* WHAT TO DO *
All entries should be copied exactly; the pictures stay out.

* PROVIDED DATA *
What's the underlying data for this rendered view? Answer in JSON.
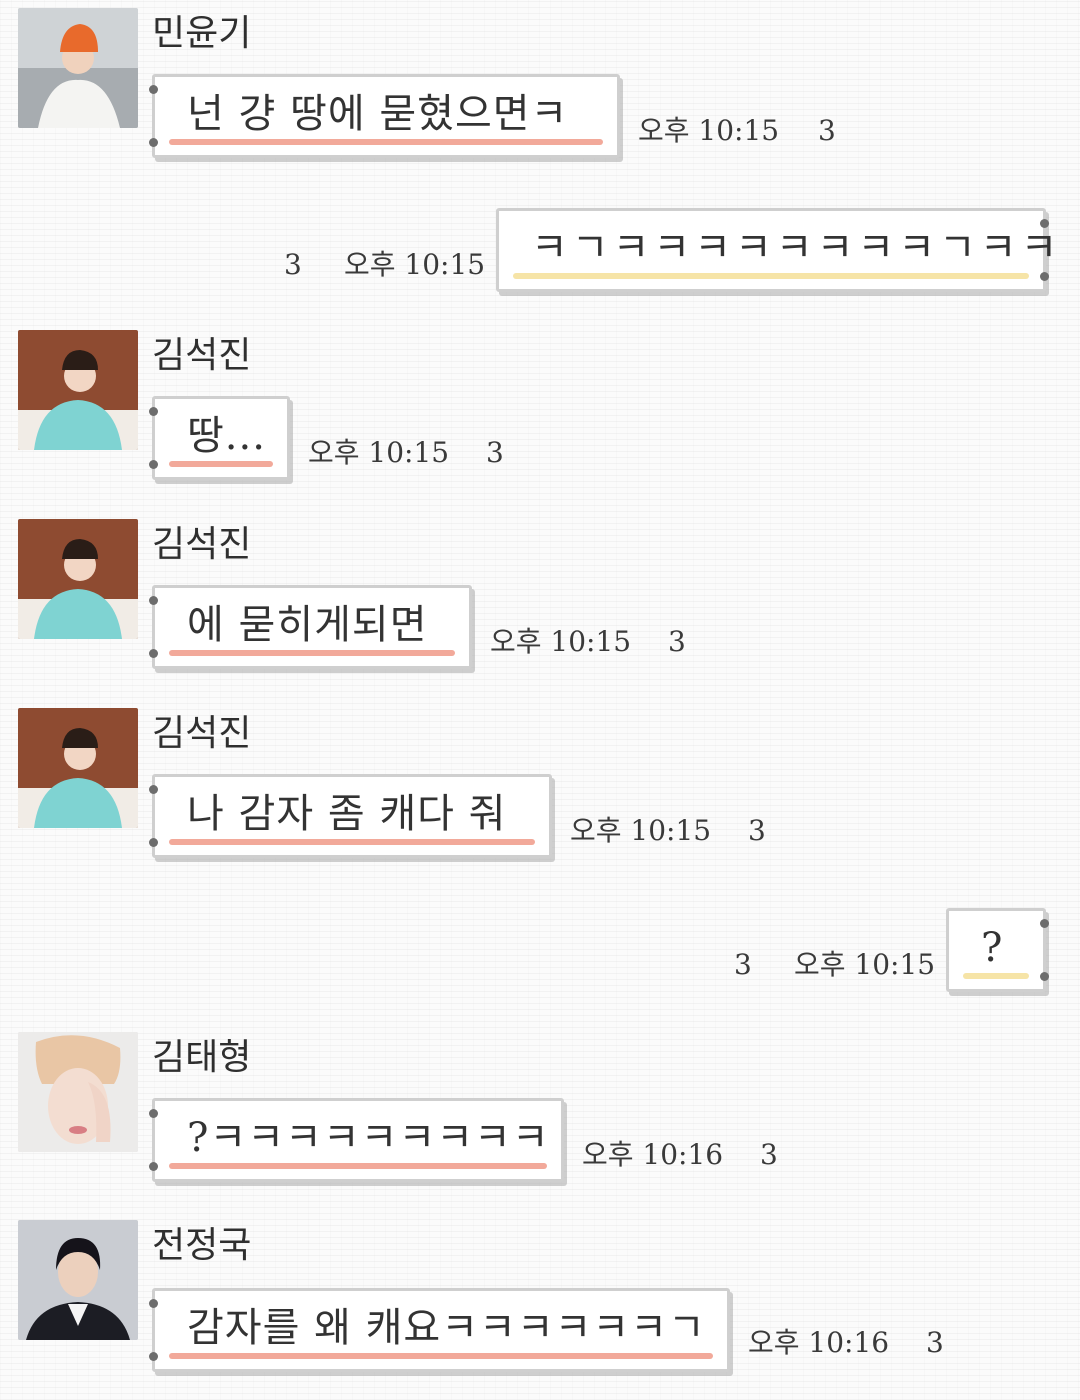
{
  "messages": [
    {
      "sender": "민윤기",
      "text": "넌 걍 땅에 묻혔으면ㅋ",
      "time": "오후 10:15",
      "unread": "3"
    },
    {
      "sender": "",
      "text": "ㅋㄱㅋㅋㅋㅋㅋㅋㅋㅋㄱㅋㅋ",
      "time": "오후 10:15",
      "unread": "3"
    },
    {
      "sender": "김석진",
      "text": "땅...",
      "time": "오후 10:15",
      "unread": "3"
    },
    {
      "sender": "김석진",
      "text": "에 묻히게되면",
      "time": "오후 10:15",
      "unread": "3"
    },
    {
      "sender": "김석진",
      "text": "나 감자 좀 캐다 줘",
      "time": "오후 10:15",
      "unread": "3"
    },
    {
      "sender": "",
      "text": "?",
      "time": "오후 10:15",
      "unread": "3"
    },
    {
      "sender": "김태형",
      "text": "?ㅋㅋㅋㅋㅋㅋㅋㅋㅋ",
      "time": "오후 10:16",
      "unread": "3"
    },
    {
      "sender": "전정국",
      "text": "감자를 왜 캐요ㅋㅋㅋㅋㅋㅋㄱ",
      "time": "오후 10:16",
      "unread": "3"
    }
  ],
  "colors": {
    "received_underline": "#f2a99a",
    "sent_underline": "#f6e4a7",
    "bubble_border": "#cfcfcf",
    "background": "#fbfbfb"
  }
}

* EXPECTED OUTPUT *
What's the underlying data for this rendered view? Answer in JSON.
{
  "messages": [
    {
      "sender": "민윤기",
      "text": "넌 걍 땅에 묻혔으면ㅋ",
      "time": "오후 10:15",
      "unread": "3"
    },
    {
      "sender": "",
      "text": "ㅋㄱㅋㅋㅋㅋㅋㅋㅋㅋㄱㅋㅋ",
      "time": "오후 10:15",
      "unread": "3"
    },
    {
      "sender": "김석진",
      "text": "땅...",
      "time": "오후 10:15",
      "unread": "3"
    },
    {
      "sender": "김석진",
      "text": "에 묻히게되면",
      "time": "오후 10:15",
      "unread": "3"
    },
    {
      "sender": "김석진",
      "text": "나 감자 좀 캐다 줘",
      "time": "오후 10:15",
      "unread": "3"
    },
    {
      "sender": "",
      "text": "?",
      "time": "오후 10:15",
      "unread": "3"
    },
    {
      "sender": "김태형",
      "text": "?ㅋㅋㅋㅋㅋㅋㅋㅋㅋ",
      "time": "오후 10:16",
      "unread": "3"
    },
    {
      "sender": "전정국",
      "text": "감자를 왜 캐요ㅋㅋㅋㅋㅋㅋㄱ",
      "time": "오후 10:16",
      "unread": "3"
    }
  ],
  "colors": {
    "received_underline": "#f2a99a",
    "sent_underline": "#f6e4a7",
    "bubble_border": "#cfcfcf",
    "background": "#fbfbfb"
  }
}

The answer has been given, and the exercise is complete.